No such thing could even come close to being said about depression. What is the “right” input for someone with depression? What physical or emotional substance has been identified to alleviate depression the majority of the time if not every time? One has not been identified (nor, just to be clear, has a combination of substances or actions or behaviors).
This is not at all to say that there are no causes of depression—those that want to push back on the question “what have you got to be depressed about?” are unknowingly making the valid point that there are always reasons for things. It just seems like there sometimes aren’t because the treatment system (psychiatry and increasingly psychology) refuses to look anywhere other than one particular mechanism in one particular person’s brain without regard to much else. If you hear that story enough times—that is, if you’re not allowed to look at your family of origin, your childhood, your diet, your country’s economic reality, the ways you experience oppression, what you’re exposed to energetically, socially, physically, chemically, etc., you would have a hard time identifying why you’re depressed, too.
Second, when you give a type 1 diabetic insulin, they are able to get the energy from their food into their cells, thus producing the felt sensation of fullness.

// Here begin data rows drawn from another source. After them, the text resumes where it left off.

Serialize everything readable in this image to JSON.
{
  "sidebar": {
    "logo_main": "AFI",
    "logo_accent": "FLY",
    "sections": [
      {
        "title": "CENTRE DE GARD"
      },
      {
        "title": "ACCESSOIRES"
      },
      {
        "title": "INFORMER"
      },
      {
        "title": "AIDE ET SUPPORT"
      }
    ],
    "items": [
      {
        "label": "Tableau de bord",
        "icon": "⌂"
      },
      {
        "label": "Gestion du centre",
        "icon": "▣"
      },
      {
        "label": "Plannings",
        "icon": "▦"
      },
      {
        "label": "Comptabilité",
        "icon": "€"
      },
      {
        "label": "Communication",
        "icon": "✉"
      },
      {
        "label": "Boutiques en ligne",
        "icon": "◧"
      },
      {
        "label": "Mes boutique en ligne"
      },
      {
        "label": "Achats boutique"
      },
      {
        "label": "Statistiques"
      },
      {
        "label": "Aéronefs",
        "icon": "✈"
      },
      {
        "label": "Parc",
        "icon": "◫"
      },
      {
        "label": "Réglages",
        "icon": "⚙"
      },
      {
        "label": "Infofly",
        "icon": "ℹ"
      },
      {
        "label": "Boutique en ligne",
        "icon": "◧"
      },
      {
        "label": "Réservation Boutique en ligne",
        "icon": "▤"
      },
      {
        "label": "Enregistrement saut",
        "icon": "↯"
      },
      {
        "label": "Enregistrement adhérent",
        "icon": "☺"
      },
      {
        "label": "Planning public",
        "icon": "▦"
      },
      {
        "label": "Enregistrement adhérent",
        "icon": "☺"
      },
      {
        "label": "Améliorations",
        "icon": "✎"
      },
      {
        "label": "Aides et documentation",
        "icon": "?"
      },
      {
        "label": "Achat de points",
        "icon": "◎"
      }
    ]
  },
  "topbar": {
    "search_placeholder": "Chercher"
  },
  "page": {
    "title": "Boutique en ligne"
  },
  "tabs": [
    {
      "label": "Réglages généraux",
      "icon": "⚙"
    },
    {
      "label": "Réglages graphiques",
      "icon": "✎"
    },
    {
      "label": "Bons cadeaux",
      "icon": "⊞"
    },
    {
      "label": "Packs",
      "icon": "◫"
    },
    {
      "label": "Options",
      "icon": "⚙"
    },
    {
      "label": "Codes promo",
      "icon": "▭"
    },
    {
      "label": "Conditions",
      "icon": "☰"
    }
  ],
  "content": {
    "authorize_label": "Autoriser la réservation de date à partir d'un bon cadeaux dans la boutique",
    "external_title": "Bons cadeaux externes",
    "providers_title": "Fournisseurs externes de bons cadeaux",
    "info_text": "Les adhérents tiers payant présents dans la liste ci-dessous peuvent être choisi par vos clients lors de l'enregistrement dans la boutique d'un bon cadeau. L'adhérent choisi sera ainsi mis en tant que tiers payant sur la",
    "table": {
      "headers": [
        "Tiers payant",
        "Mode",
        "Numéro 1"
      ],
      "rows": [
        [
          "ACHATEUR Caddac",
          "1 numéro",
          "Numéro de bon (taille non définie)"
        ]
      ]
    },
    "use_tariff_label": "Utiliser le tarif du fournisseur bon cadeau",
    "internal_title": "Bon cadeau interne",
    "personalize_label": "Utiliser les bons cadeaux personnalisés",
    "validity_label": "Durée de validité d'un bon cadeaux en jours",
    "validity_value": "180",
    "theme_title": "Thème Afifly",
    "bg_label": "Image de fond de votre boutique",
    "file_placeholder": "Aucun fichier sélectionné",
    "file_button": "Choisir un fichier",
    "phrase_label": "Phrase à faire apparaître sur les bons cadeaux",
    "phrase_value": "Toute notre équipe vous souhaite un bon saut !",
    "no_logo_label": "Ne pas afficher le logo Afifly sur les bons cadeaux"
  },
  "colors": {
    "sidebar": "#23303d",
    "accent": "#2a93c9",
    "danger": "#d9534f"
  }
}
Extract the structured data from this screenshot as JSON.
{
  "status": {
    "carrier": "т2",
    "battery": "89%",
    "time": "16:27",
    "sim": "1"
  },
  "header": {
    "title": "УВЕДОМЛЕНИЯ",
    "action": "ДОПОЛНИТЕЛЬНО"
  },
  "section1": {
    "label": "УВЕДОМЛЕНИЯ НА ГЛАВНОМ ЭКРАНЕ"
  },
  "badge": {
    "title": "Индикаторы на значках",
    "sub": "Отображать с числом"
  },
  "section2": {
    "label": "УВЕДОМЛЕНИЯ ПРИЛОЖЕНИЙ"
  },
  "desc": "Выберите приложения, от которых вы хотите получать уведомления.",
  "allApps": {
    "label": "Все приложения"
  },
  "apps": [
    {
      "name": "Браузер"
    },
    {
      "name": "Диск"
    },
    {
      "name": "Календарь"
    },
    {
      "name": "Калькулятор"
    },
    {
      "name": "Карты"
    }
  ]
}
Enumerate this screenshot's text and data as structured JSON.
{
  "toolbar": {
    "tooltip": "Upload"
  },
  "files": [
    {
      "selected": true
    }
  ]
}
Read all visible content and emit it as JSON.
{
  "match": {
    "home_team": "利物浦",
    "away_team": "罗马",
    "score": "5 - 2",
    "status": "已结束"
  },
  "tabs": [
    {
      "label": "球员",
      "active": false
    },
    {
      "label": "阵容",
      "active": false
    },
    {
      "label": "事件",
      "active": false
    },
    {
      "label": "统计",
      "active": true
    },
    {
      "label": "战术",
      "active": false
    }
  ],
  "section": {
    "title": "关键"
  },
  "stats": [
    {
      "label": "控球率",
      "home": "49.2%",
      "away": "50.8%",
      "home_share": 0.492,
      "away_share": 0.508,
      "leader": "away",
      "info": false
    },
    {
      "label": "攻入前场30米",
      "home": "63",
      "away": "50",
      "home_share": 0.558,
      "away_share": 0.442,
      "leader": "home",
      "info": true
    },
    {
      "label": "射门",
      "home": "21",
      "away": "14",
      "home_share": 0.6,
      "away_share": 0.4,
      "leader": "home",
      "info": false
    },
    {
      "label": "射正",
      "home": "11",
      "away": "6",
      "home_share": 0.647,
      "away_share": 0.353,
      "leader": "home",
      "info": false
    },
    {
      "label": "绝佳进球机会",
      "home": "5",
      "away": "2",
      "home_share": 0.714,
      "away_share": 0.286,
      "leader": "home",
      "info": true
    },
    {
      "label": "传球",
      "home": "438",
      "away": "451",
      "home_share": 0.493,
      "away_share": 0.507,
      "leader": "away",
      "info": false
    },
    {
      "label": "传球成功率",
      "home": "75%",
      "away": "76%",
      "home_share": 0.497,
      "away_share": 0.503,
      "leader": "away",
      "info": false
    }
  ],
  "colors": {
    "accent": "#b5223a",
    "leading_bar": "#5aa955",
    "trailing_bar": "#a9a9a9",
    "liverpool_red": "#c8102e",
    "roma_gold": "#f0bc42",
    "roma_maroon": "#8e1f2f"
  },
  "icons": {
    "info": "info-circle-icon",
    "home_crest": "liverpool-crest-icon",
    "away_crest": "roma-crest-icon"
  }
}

There is an identifiable mechanism by which we know and see that insulin works. Yet, it is somehow acceptable in the realm of mental and emotional distress, some severe enough to kill people, for professionals to repeat in psychiatrist offices around the world, “We don’t exactly know what medication or combination of medications will help because each individual is different.” This is nothing more than an appropriation of bio-individuality.
Each individual certainly is different, but if the psychiatrist truly meant that when they say it, they would take into account each of their client’s physical, social and economic environment and realities when attempting to offer solutions, chemical or otherwise. On the whole, they don’t.
Perhaps the only way that depression is like diabetes is that neither depression nor type 2 diabetes has to be chronic, but that the respective mainstream treatment systems still mostly believe they are chronic. Professionals are still trained to help people “manage” depression and type 2 diabetes rather than reverse or eradicate it. The only difference is that the popularity of consigning a human being to chronic-condition status is waning much faster in the medical field (at least in relation to diabetes) than it is in psychiatry.